Today I was fortunate to listen to a terrific webinar on the “Unique Challenges of Strategy for Foundations” provided by the Phil Buchanan and Ellie Buteau of the Center for Effective Philanthropy as part of the National Network of Consultants to Grantmakers webinar series. Here are 5 tips I heard on the webinar that I think are helpful for any foundation – large or small, global or local, those seeking to become strategic for the first time, and those seeking to sharpen or modify their strategies.
- Don’t worry about being unique, focus on being effective. Foundations aren’t competing with each other the way McDonalds and Burger King are. If the foundation down the street or across the country is achieving some amazing results, and if those results could be either enhanced with additional investment or expanded to your community, why not join in.

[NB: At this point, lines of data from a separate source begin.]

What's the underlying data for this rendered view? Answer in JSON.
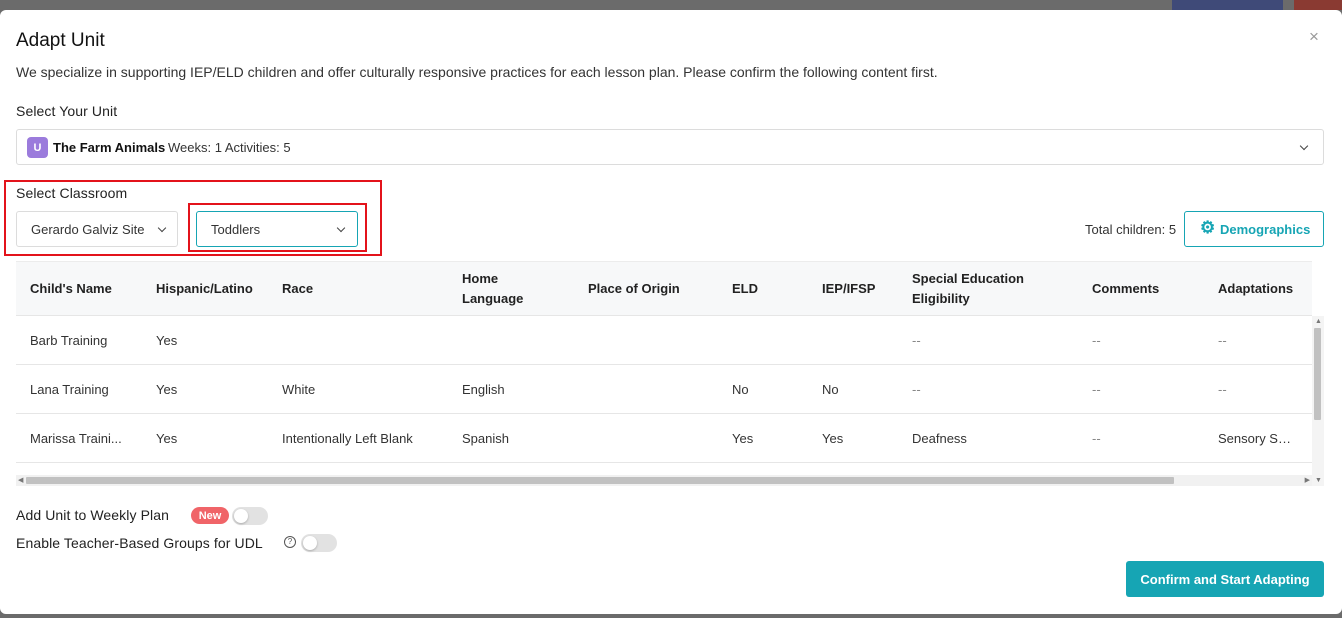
{
  "modal": {
    "title": "Adapt Unit",
    "close_icon": "×",
    "subtitle": "We specialize in supporting IEP/ELD children and offer culturally responsive practices for each lesson plan. Please confirm the following content first."
  },
  "unit": {
    "label": "Select Your Unit",
    "icon_text": "U",
    "name": "The Farm Animals",
    "meta": "Weeks: 1 Activities: 5"
  },
  "classroom": {
    "label": "Select Classroom",
    "site": "Gerardo Galviz Site",
    "class": "Toddlers",
    "total": "Total children: 5",
    "demographics_button": "Demographics"
  },
  "table": {
    "headers": [
      "Child's Name",
      "Hispanic/Latino",
      "Race",
      "Home Language",
      "Place of Origin",
      "ELD",
      "IEP/IFSP",
      "Special Education Eligibility",
      "Comments",
      "Adaptations"
    ],
    "rows": [
      [
        "Barb Training",
        "Yes",
        "",
        "",
        "",
        "",
        "",
        "--",
        "--",
        "--"
      ],
      [
        "Lana Training",
        "Yes",
        "White",
        "English",
        "",
        "No",
        "No",
        "--",
        "--",
        "--"
      ],
      [
        "Marissa Traini...",
        "Yes",
        "Intentionally Left Blank",
        "Spanish",
        "",
        "Yes",
        "Yes",
        "Deafness",
        "--",
        "Sensory Supp..."
      ]
    ]
  },
  "options": {
    "weekly_plan_label": "Add Unit to Weekly Plan",
    "new_badge": "New",
    "udl_label": "Enable Teacher-Based Groups for UDL",
    "help_icon": "?",
    "weekly_plan_enabled": false,
    "udl_enabled": false
  },
  "confirm_button": "Confirm and Start Adapting",
  "colors": {
    "accent": "#16a5b4",
    "badge": "#f06468",
    "highlight": "#e3131b",
    "unit_icon": "#9b7bdc"
  },
  "icons": {
    "close": "close-icon",
    "unit": "unit-icon",
    "gear": "gear-icon",
    "chevron": "chevron-down-icon",
    "help": "help-icon"
  }
}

- Don’t be afraid of strategy – CEP’s research has uncovered many myths related to strategy in foundations, including strategy being dispassionate, too “business oriented”, too limiting, and not allowing for course corrections. In fact, none of this is true. Funders who are most aware of the environment in which they are operating, have a vision for what they want to accomplish, and a road map to get there (plan + logic model) are the most successful and adaptable.
- Don’t stress yourself out. Start small. If strategy is a new concept for your foundation, it’s best to not go whole hog and revamp your entire foundation. If you seek to make too many changes, too fast you risk being unsuccessful. I saw this happen with one client, a prestigious and well intentioned family foundation. It sought to move from being a generalist health and human services grantmaker to a strategic grantmaker with the help of a high profile consulting firm. Several years down the road the trustees determined they were not happy with the direction, and abruptly pulled the plug — leaving staff, grantees, partners, and key initiatives hanging. It was unfortunate and could have been avoided.
- Involve your staff, board and relevant stakeholders. It is critical that they “own” the strategy. If they don’t own it, they haven’t bought into it, and they won’t be successful in implementing it. In my experience this is not an area where you should cut corners, speed up the process, or give lip service. Allow the time it takes to involve people. Surface concerns and listen to their ideas and suggestions.
- Start with your goal. Make sure everyone is clear on what you want to accomplish or the desired state you seek to achieve. Then figure out how to get from here to there. Don’t start from your current state and move incrementally.
The Center for Effective Philanthropy offers some terrific resources on foundation strategy — check them out!
© Kris Putnam-Walkerly and Philanthropy411, 2014.